- MATERIAL FOR THIS EXERCISE
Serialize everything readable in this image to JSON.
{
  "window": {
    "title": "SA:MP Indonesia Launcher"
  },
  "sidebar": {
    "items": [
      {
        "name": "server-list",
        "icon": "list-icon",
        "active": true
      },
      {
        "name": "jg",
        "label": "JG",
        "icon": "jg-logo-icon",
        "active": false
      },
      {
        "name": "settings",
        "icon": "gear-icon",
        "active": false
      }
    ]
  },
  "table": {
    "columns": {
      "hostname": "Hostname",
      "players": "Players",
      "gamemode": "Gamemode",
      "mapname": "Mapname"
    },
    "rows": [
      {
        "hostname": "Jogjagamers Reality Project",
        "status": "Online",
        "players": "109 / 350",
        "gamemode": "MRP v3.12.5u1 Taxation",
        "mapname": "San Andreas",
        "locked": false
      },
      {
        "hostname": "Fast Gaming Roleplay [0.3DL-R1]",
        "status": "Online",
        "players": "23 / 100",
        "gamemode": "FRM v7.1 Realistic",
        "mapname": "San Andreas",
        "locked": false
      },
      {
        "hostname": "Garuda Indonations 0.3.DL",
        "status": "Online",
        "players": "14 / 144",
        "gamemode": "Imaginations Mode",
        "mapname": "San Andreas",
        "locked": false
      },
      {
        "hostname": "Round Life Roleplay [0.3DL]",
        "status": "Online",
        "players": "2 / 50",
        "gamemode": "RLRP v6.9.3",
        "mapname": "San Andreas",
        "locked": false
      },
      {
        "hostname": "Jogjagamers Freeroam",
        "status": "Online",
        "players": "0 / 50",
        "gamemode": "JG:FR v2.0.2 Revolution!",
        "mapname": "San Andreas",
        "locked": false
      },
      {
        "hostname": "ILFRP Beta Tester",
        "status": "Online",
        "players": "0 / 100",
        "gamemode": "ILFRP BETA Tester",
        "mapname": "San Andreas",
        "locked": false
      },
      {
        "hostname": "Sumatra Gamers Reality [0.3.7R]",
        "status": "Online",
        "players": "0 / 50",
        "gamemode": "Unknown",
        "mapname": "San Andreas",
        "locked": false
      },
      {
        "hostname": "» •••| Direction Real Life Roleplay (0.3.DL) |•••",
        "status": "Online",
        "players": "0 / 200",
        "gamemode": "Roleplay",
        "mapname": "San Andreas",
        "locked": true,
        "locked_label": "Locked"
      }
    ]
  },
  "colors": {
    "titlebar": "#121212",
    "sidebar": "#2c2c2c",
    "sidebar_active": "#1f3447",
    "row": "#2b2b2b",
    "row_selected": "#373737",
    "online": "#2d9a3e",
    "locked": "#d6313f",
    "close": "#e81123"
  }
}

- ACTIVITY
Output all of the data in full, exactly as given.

- RESPONSE AREA
Serialize everything readable in this image to JSON.
{
  "window": {
    "title": "SA:MP Indonesia Launcher"
  },
  "sidebar": {
    "items": [
      {
        "name": "server-list",
        "icon": "list-icon",
        "active": true
      },
      {
        "name": "jg",
        "label": "JG",
        "icon": "jg-logo-icon",
        "active": false
      },
      {
        "name": "settings",
        "icon": "gear-icon",
        "active": false
      }
    ]
  },
  "table": {
    "columns": {
      "hostname": "Hostname",
      "players": "Players",
      "gamemode": "Gamemode",
      "mapname": "Mapname"
    },
    "rows": [
      {
        "hostname": "Jogjagamers Reality Project",
        "status": "Online",
        "players": "109 / 350",
        "gamemode": "MRP v3.12.5u1 Taxation",
        "mapname": "San Andreas",
        "locked": false
      },
      {
        "hostname": "Fast Gaming Roleplay [0.3DL-R1]",
        "status": "Online",
        "players": "23 / 100",
        "gamemode": "FRM v7.1 Realistic",
        "mapname": "San Andreas",
        "locked": false
      },
      {
        "hostname": "Garuda Indonations 0.3.DL",
        "status": "Online",
        "players": "14 / 144",
        "gamemode": "Imaginations Mode",
        "mapname": "San Andreas",
        "locked": false
      },
      {
        "hostname": "Round Life Roleplay [0.3DL]",
        "status": "Online",
        "players": "2 / 50",
        "gamemode": "RLRP v6.9.3",
        "mapname": "San Andreas",
        "locked": false
      },
      {
        "hostname": "Jogjagamers Freeroam",
        "status": "Online",
        "players": "0 / 50",
        "gamemode": "JG:FR v2.0.2 Revolution!",
        "mapname": "San Andreas",
        "locked": false
      },
      {
        "hostname": "ILFRP Beta Tester",
        "status": "Online",
        "players": "0 / 100",
        "gamemode": "ILFRP BETA Tester",
        "mapname": "San Andreas",
        "locked": false
      },
      {
        "hostname": "Sumatra Gamers Reality [0.3.7R]",
        "status": "Online",
        "players": "0 / 50",
        "gamemode": "Unknown",
        "mapname": "San Andreas",
        "locked": false
      },
      {
        "hostname": "» •••| Direction Real Life Roleplay (0.3.DL) |•••",
        "status": "Online",
        "players": "0 / 200",
        "gamemode": "Roleplay",
        "mapname": "San Andreas",
        "locked": true,
        "locked_label": "Locked"
      }
    ]
  },
  "colors": {
    "titlebar": "#121212",
    "sidebar": "#2c2c2c",
    "sidebar_active": "#1f3447",
    "row": "#2b2b2b",
    "row_selected": "#373737",
    "online": "#2d9a3e",
    "locked": "#d6313f",
    "close": "#e81123"
  }
}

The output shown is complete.